AB - Purpose: To determine the effects of different reconstruction algorithms on histogram and texture features in different targets. Materials and methods: Among 3620 patients, 480 had normal liver parenchyma, 494 had focal solid liver lesions (metastases = 259; hepatocellular carcinoma = 99; hemangioma = 78; abscess = 32; and cholangiocarcinoma = 26), and 488 had renal cysts. CT images were reconstructed with filtered back-projection (FBP), hybrid iterative reconstruction (HIR), and iterative model reconstruction (IMR) algorithms. Computerized histogram and texture analyses were performed by extracting 11 features. Results: Different reconstruction algorithms had distinct, significant effects. IMR had a greater effect than HIR. For instance, IMR had a significant effect on five features of liver parenchyma, nine features of focal liver lesions, and four features of renal cysts on portal-phase scans and four, eight, and four features, respectively, on precontrast scans (p < 0.05). Meanwhile, different algorithms had a greater effect on focal liver lesions (six in HIR and nine in IMR on portal-phase, three in HIR, and eight in IMR on precontrast scans) than on liver parenchyma or cysts. The mean attenuation and standard deviation were not affected by the reconstruction algorithm (p >.05). Most parameters showed good or excellent intra- and interobserver agreement, with intraclass correlation coefficients ranging from 0.634 to 0.972. Conclusions: Different reconstruction algorithms affect histogram and texture features. Reconstruction algorithms showed stronger effects in focal liver lesions than in liver parenchyma or renal cysts. Key Points: • Imaging heterogeneities influenced the quantification of image features. • Different reconstruction algorithms had a significant effect on histogram and texture features. • Solid liver lesions were more affected than liver parenchyma or cysts.

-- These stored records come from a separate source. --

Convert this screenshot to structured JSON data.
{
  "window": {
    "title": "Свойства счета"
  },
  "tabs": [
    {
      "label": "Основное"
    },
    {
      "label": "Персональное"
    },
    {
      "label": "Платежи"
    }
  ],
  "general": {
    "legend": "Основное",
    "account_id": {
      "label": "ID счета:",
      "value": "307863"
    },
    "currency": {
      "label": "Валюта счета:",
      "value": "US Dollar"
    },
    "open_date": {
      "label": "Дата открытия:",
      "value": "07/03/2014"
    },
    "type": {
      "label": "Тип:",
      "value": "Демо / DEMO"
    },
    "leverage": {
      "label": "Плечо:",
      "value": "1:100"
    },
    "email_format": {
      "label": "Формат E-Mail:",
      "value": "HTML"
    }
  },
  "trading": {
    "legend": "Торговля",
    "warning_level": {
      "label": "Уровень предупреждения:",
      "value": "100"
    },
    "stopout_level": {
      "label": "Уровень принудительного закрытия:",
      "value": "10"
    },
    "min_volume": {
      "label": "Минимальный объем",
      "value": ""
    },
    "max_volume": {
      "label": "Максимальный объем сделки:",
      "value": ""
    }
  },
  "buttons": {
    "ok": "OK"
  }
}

KW - Cyst

KW - Kidney

KW - Liver

KW - Neoplasms

KW - Tomography

UR - http://www.scopus.com/inward/record.url?scp=85056805781&partnerID=8YFLogxK

U2 - 10.1007/s00330-018-5829-9

DO - 10.1007/s00330-018-5829-9

M3 - Article

VL - 29

SP - 4008

EP - 4015

JO - European radiology

JF - European radiology

SN - 0938-7994

IS - 8

ER -